WORK ORDER
Your answer must be the records below, reproduced exactly.

★ ★ ★ ★ ★

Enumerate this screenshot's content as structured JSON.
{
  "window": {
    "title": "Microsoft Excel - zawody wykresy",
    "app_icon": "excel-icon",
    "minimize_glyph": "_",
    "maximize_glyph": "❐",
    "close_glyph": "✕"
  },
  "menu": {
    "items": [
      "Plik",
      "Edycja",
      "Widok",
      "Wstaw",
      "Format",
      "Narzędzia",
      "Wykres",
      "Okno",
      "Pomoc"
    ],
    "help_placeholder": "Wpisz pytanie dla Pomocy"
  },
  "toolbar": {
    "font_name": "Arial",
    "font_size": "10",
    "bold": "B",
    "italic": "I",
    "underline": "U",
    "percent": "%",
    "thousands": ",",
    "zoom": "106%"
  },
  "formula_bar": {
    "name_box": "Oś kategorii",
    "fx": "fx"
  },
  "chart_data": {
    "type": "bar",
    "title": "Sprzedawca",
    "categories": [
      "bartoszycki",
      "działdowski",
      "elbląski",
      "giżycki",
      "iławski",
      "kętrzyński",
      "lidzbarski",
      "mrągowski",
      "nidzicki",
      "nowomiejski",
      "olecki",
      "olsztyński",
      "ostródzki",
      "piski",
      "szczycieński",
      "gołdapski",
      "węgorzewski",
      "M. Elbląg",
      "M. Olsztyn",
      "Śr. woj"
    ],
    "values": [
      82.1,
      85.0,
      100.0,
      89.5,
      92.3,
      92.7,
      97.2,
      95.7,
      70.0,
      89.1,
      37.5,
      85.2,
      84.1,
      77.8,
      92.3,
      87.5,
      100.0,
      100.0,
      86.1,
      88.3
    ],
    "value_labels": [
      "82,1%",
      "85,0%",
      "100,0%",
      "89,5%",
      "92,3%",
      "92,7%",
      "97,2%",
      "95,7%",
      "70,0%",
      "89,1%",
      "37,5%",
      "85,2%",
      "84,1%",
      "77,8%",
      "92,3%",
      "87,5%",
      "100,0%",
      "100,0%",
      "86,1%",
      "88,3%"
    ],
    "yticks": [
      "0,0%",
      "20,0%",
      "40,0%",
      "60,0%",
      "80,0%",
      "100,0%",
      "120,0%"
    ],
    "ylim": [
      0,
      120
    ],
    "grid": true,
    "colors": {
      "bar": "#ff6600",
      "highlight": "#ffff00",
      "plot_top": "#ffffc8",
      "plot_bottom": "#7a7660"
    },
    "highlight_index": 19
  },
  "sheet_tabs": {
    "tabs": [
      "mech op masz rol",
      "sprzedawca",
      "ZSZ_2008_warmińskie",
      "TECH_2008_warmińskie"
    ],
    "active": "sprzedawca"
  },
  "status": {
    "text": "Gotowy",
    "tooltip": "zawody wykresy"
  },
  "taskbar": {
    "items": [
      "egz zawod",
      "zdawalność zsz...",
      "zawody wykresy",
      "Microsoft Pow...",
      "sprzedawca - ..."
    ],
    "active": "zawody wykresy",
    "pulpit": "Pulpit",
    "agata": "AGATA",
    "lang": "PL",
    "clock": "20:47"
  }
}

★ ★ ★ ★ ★

RESPONSE
Enumerate this screenshot's content as structured JSON.
{
  "window": {
    "title": "Microsoft Excel - zawody wykresy",
    "app_icon": "excel-icon",
    "minimize_glyph": "_",
    "maximize_glyph": "❐",
    "close_glyph": "✕"
  },
  "menu": {
    "items": [
      "Plik",
      "Edycja",
      "Widok",
      "Wstaw",
      "Format",
      "Narzędzia",
      "Wykres",
      "Okno",
      "Pomoc"
    ],
    "help_placeholder": "Wpisz pytanie dla Pomocy"
  },
  "toolbar": {
    "font_name": "Arial",
    "font_size": "10",
    "bold": "B",
    "italic": "I",
    "underline": "U",
    "percent": "%",
    "thousands": ",",
    "zoom": "106%"
  },
  "formula_bar": {
    "name_box": "Oś kategorii",
    "fx": "fx"
  },
  "chart_data": {
    "type": "bar",
    "title": "Sprzedawca",
    "categories": [
      "bartoszycki",
      "działdowski",
      "elbląski",
      "giżycki",
      "iławski",
      "kętrzyński",
      "lidzbarski",
      "mrągowski",
      "nidzicki",
      "nowomiejski",
      "olecki",
      "olsztyński",
      "ostródzki",
      "piski",
      "szczycieński",
      "gołdapski",
      "węgorzewski",
      "M. Elbląg",
      "M. Olsztyn",
      "Śr. woj"
    ],
    "values": [
      82.1,
      85.0,
      100.0,
      89.5,
      92.3,
      92.7,
      97.2,
      95.7,
      70.0,
      89.1,
      37.5,
      85.2,
      84.1,
      77.8,
      92.3,
      87.5,
      100.0,
      100.0,
      86.1,
      88.3
    ],
    "value_labels": [
      "82,1%",
      "85,0%",
      "100,0%",
      "89,5%",
      "92,3%",
      "92,7%",
      "97,2%",
      "95,7%",
      "70,0%",
      "89,1%",
      "37,5%",
      "85,2%",
      "84,1%",
      "77,8%",
      "92,3%",
      "87,5%",
      "100,0%",
      "100,0%",
      "86,1%",
      "88,3%"
    ],
    "yticks": [
      "0,0%",
      "20,0%",
      "40,0%",
      "60,0%",
      "80,0%",
      "100,0%",
      "120,0%"
    ],
    "ylim": [
      0,
      120
    ],
    "grid": true,
    "colors": {
      "bar": "#ff6600",
      "highlight": "#ffff00",
      "plot_top": "#ffffc8",
      "plot_bottom": "#7a7660"
    },
    "highlight_index": 19
  },
  "sheet_tabs": {
    "tabs": [
      "mech op masz rol",
      "sprzedawca",
      "ZSZ_2008_warmińskie",
      "TECH_2008_warmińskie"
    ],
    "active": "sprzedawca"
  },
  "status": {
    "text": "Gotowy",
    "tooltip": "zawody wykresy"
  },
  "taskbar": {
    "items": [
      "egz zawod",
      "zdawalność zsz...",
      "zawody wykresy",
      "Microsoft Pow...",
      "sprzedawca - ..."
    ],
    "active": "zawody wykresy",
    "pulpit": "Pulpit",
    "agata": "AGATA",
    "lang": "PL",
    "clock": "20:47"
  }
}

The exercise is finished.